┏━━
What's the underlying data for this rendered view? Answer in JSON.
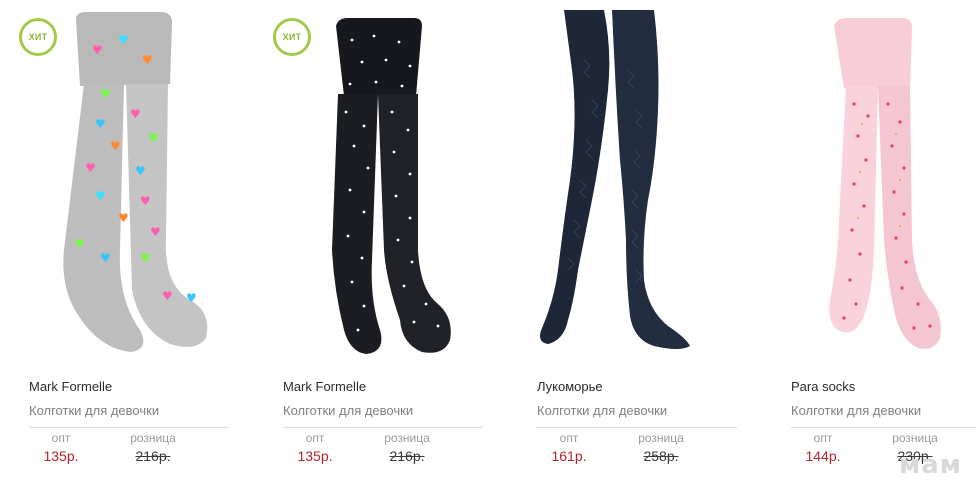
{
  "products": [
    {
      "badge": "ХИТ",
      "brand": "Mark Formelle",
      "category": "Колготки для девочки",
      "opt_label": "опт",
      "retail_label": "розница",
      "opt_price": "135р.",
      "retail_price": "216р.",
      "image": "grey-tights-with-colored-hearts"
    },
    {
      "badge": "ХИТ",
      "brand": "Mark Formelle",
      "category": "Колготки для девочки",
      "opt_label": "опт",
      "retail_label": "розница",
      "opt_price": "135р.",
      "retail_price": "216р.",
      "image": "black-tights-with-white-dots"
    },
    {
      "brand": "Лукоморье",
      "category": "Колготки для девочки",
      "opt_label": "опт",
      "retail_label": "розница",
      "opt_price": "161р.",
      "retail_price": "258р.",
      "image": "navy-openwork-tights-on-legs"
    },
    {
      "brand": "Para socks",
      "category": "Колготки для девочки",
      "opt_label": "опт",
      "retail_label": "розница",
      "opt_price": "144р.",
      "retail_price": "230р.",
      "image": "pink-tights-with-strawberries"
    }
  ],
  "watermark": "мам",
  "colors": {
    "price_red": "#b5232f",
    "badge_green": "#a3c94a"
  }
}
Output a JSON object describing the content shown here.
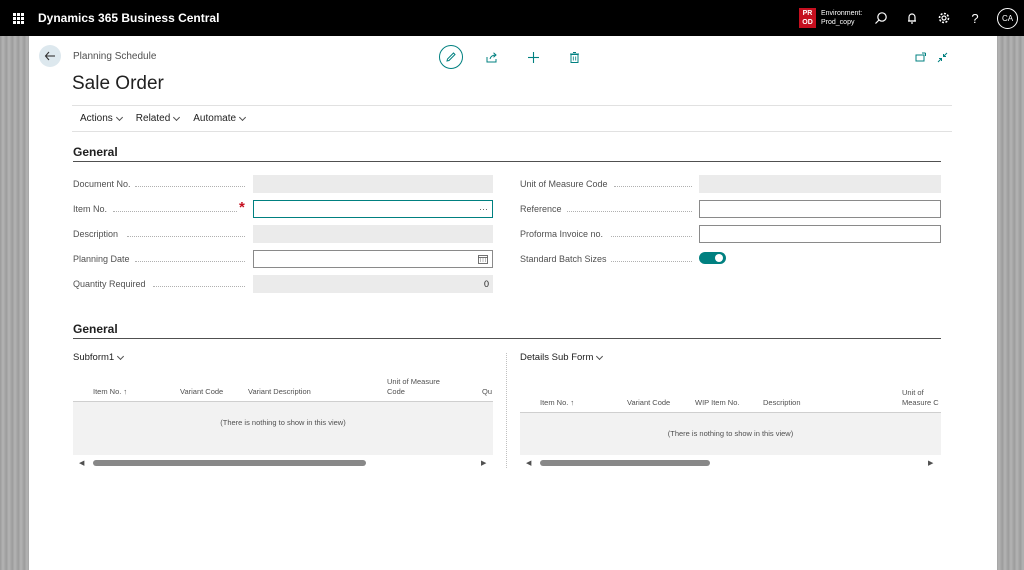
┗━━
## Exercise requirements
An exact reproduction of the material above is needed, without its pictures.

## Task response
What's the underlying data for this rendered view? Answer in JSON.
{
  "products": [
    {
      "badge": "ХИТ",
      "brand": "Mark Formelle",
      "category": "Колготки для девочки",
      "opt_label": "опт",
      "retail_label": "розница",
      "opt_price": "135р.",
      "retail_price": "216р.",
      "image": "grey-tights-with-colored-hearts"
    },
    {
      "badge": "ХИТ",
      "brand": "Mark Formelle",
      "category": "Колготки для девочки",
      "opt_label": "опт",
      "retail_label": "розница",
      "opt_price": "135р.",
      "retail_price": "216р.",
      "image": "black-tights-with-white-dots"
    },
    {
      "brand": "Лукоморье",
      "category": "Колготки для девочки",
      "opt_label": "опт",
      "retail_label": "розница",
      "opt_price": "161р.",
      "retail_price": "258р.",
      "image": "navy-openwork-tights-on-legs"
    },
    {
      "brand": "Para socks",
      "category": "Колготки для девочки",
      "opt_label": "опт",
      "retail_label": "розница",
      "opt_price": "144р.",
      "retail_price": "230р.",
      "image": "pink-tights-with-strawberries"
    }
  ],
  "watermark": "мам",
  "colors": {
    "price_red": "#b5232f",
    "badge_green": "#a3c94a"
  }
}
Output a JSON object describing the content shown here.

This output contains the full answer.